Saved entries
####

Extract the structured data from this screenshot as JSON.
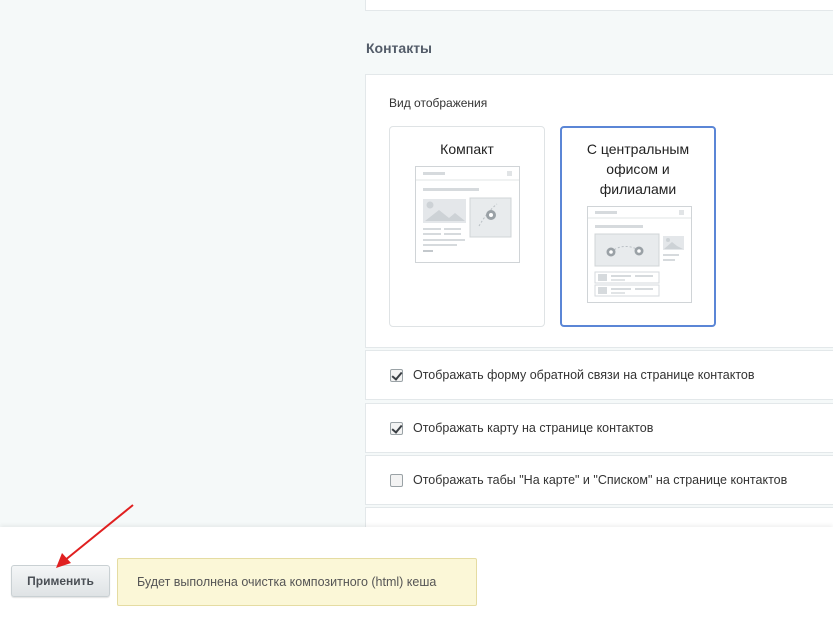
{
  "contacts": {
    "section_title": "Контакты",
    "view_label": "Вид отображения",
    "options": [
      {
        "title": "Компакт",
        "selected": false
      },
      {
        "title": "С центральным офисом и филиалами",
        "selected": true
      }
    ],
    "checkboxes": [
      {
        "label": "Отображать форму обратной связи на странице контактов",
        "checked": true
      },
      {
        "label": "Отображать карту на странице контактов",
        "checked": true
      },
      {
        "label": "Отображать табы \"На карте\" и \"Списком\" на странице контактов",
        "checked": false
      }
    ]
  },
  "footer": {
    "apply_label": "Применить",
    "notice_text": "Будет выполнена очистка композитного (html) кеша"
  },
  "colors": {
    "selected_border": "#5b86d6",
    "notice_bg": "#fbf7d7",
    "annotation_arrow": "#e02020"
  },
  "icons": {
    "annotation": "red-arrow-icon",
    "checkbox_checked": "checkmark-icon",
    "map_pin": "map-pin-icon"
  }
}
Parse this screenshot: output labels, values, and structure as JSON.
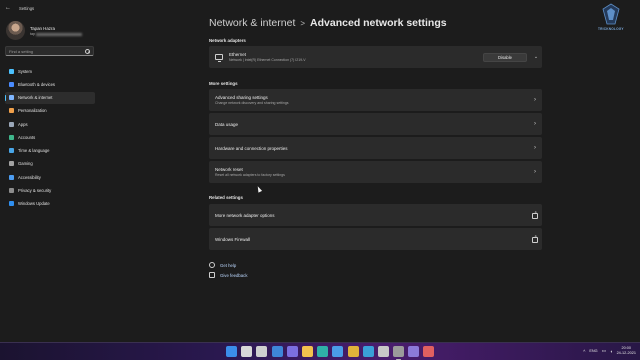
{
  "window": {
    "app_title": "Settings"
  },
  "profile": {
    "name": "Tapan Hazra",
    "email_visible_prefix": "tap"
  },
  "search": {
    "placeholder": "Find a setting"
  },
  "sidebar": {
    "items": [
      {
        "label": "System",
        "icon": "monitor-icon",
        "color": "#4cc2ff"
      },
      {
        "label": "Bluetooth & devices",
        "icon": "bluetooth-icon",
        "color": "#4a8cff"
      },
      {
        "label": "Network & internet",
        "icon": "wifi-icon",
        "color": "#7fb6ff",
        "active": true
      },
      {
        "label": "Personalization",
        "icon": "brush-icon",
        "color": "#f0a04b"
      },
      {
        "label": "Apps",
        "icon": "apps-icon",
        "color": "#9aa7b8"
      },
      {
        "label": "Accounts",
        "icon": "person-icon",
        "color": "#3fb68b"
      },
      {
        "label": "Time & language",
        "icon": "globe-clock-icon",
        "color": "#49a6e8"
      },
      {
        "label": "Gaming",
        "icon": "gamepad-icon",
        "color": "#a3a3a3"
      },
      {
        "label": "Accessibility",
        "icon": "accessibility-icon",
        "color": "#4c9cf0"
      },
      {
        "label": "Privacy & security",
        "icon": "shield-icon",
        "color": "#8d8d8d"
      },
      {
        "label": "Windows Update",
        "icon": "update-icon",
        "color": "#2f8ff0"
      }
    ]
  },
  "header": {
    "parent": "Network & internet",
    "separator": ">",
    "current": "Advanced network settings"
  },
  "sections": {
    "adapters_label": "Network adapters",
    "more_label": "More settings",
    "related_label": "Related settings"
  },
  "adapter": {
    "name": "Ethernet",
    "description": "Network | Intel(R) Ethernet Connection (7) I219-V",
    "disable_label": "Disable",
    "expand_icon": "chevron-down-icon"
  },
  "more_settings": [
    {
      "title": "Advanced sharing settings",
      "desc": "Change network discovery and sharing settings"
    },
    {
      "title": "Data usage",
      "desc": ""
    },
    {
      "title": "Hardware and connection properties",
      "desc": ""
    },
    {
      "title": "Network reset",
      "desc": "Reset all network adapters to factory settings"
    }
  ],
  "related_settings": [
    {
      "title": "More network adapter options"
    },
    {
      "title": "Windows Firewall"
    }
  ],
  "help": {
    "get_help": "Get help",
    "give_feedback": "Give feedback"
  },
  "watermark": {
    "text": "TRICKNOLOGY"
  },
  "taskbar": {
    "icons": [
      {
        "name": "start-icon",
        "color": "#3b8eea"
      },
      {
        "name": "search-icon",
        "color": "#d8d8d8"
      },
      {
        "name": "task-view-icon",
        "color": "#cfcfcf"
      },
      {
        "name": "widgets-icon",
        "color": "#3e86d8"
      },
      {
        "name": "chat-icon",
        "color": "#7b6fe0"
      },
      {
        "name": "file-explorer-icon",
        "color": "#f2c14e"
      },
      {
        "name": "edge-icon",
        "color": "#2fb0a8"
      },
      {
        "name": "store-icon",
        "color": "#4a9de8"
      },
      {
        "name": "chrome-icon",
        "color": "#e0b23a"
      },
      {
        "name": "app-icon",
        "color": "#3aa0d8"
      },
      {
        "name": "app-icon-2",
        "color": "#c8c8c8"
      },
      {
        "name": "settings-icon",
        "color": "#9b9b9b"
      },
      {
        "name": "app-icon-3",
        "color": "#8c7ad8"
      },
      {
        "name": "app-icon-4",
        "color": "#e06060"
      }
    ],
    "tray": {
      "chevron": "^",
      "lang": "ENG",
      "time": "20:00",
      "date": "24-12-2021"
    }
  }
}
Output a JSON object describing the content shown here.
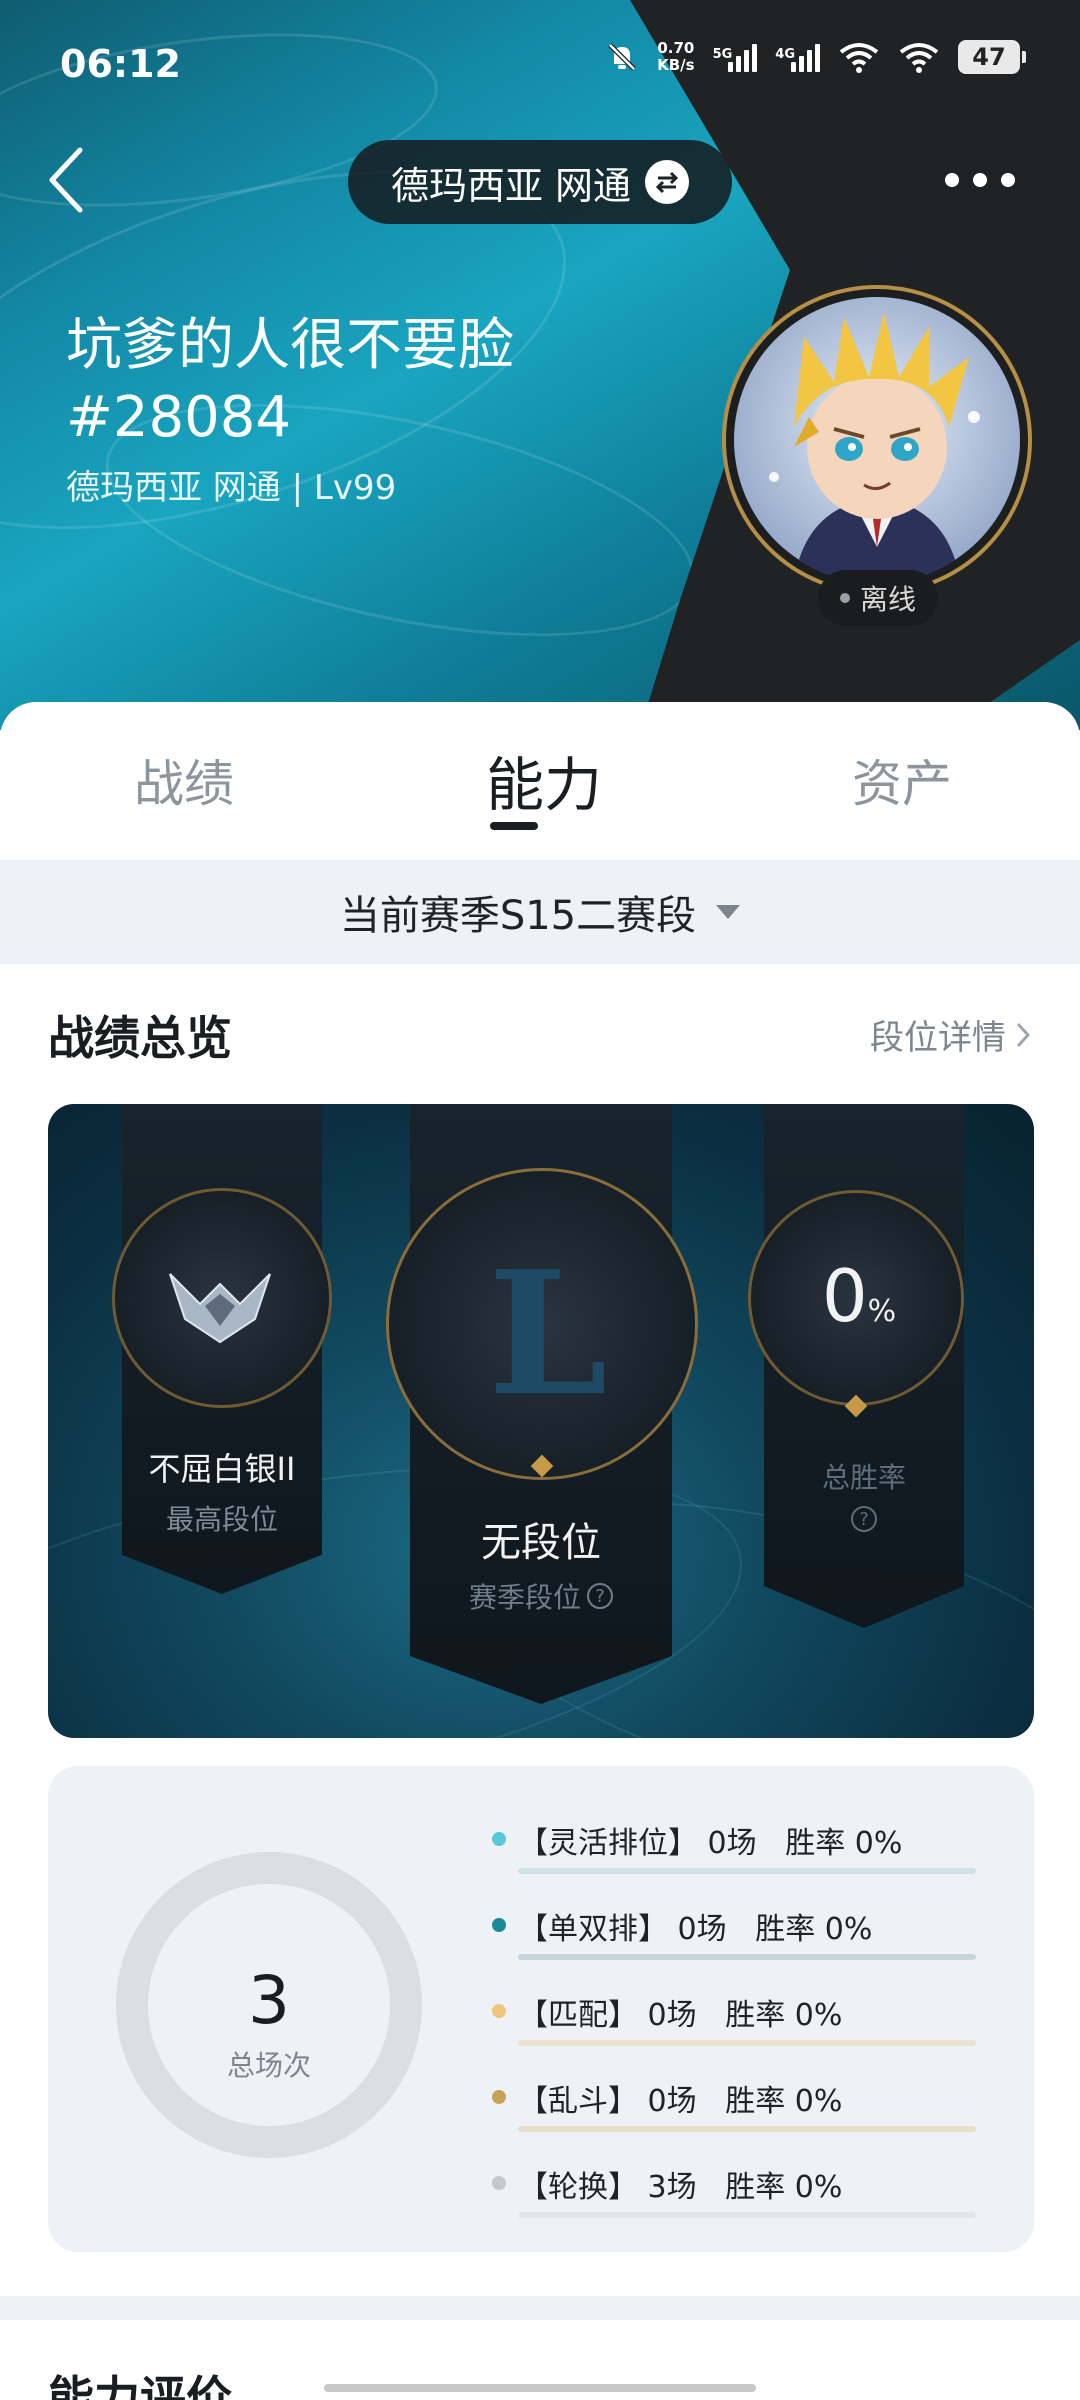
{
  "status_bar": {
    "time": "06:12",
    "net_speed_value": "0.70",
    "net_speed_unit": "KB/s",
    "sim1": "5G",
    "sim2": "4G",
    "battery": "47"
  },
  "header": {
    "server": "德玛西亚 网通",
    "player_name": "坑爹的人很不要脸",
    "player_tag": "#28084",
    "server_level": "德玛西亚 网通 | Lv99",
    "online_status": "离线"
  },
  "tabs": [
    {
      "label": "战绩",
      "active": false
    },
    {
      "label": "能力",
      "active": true
    },
    {
      "label": "资产",
      "active": false
    }
  ],
  "season_selector": {
    "label": "当前赛季S15二赛段"
  },
  "overview": {
    "title": "战绩总览",
    "detail_link": "段位详情",
    "highest_rank": {
      "value": "不屈白银II",
      "label": "最高段位"
    },
    "season_rank": {
      "emblem_letter": "L",
      "value": "无段位",
      "label": "赛季段位"
    },
    "win_rate": {
      "value": "0",
      "unit": "%",
      "label": "总胜率"
    }
  },
  "stats": {
    "total_games": "3",
    "total_label": "总场次",
    "modes": [
      {
        "text": "【灵活排位】 0场   胜率 0%",
        "dot_color": "#5bc8d8",
        "line_color": "#cfe2e7",
        "games": 0
      },
      {
        "text": "【单双排】 0场   胜率 0%",
        "dot_color": "#1a8a96",
        "line_color": "#c5d6dc",
        "games": 0
      },
      {
        "text": "【匹配】 0场   胜率 0%",
        "dot_color": "#f0c67c",
        "line_color": "#ece3cf",
        "games": 0
      },
      {
        "text": "【乱斗】 0场   胜率 0%",
        "dot_color": "#c9a25a",
        "line_color": "#e7dfca",
        "games": 0
      },
      {
        "text": "【轮换】 3场   胜率 0%",
        "dot_color": "#c4c8cf",
        "line_color": "#e2e5ea",
        "games": 3
      }
    ]
  },
  "ability": {
    "title": "能力评价"
  },
  "colors": {
    "accent_teal": "#19a5c0",
    "dark_panel": "#202224",
    "gold": "#c69a47",
    "page_bg": "#eef2f7"
  }
}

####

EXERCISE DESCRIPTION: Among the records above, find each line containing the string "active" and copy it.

SOLUTION TO THIS TASK:
        "active": true
      "active": false
      "active": true
      "active": false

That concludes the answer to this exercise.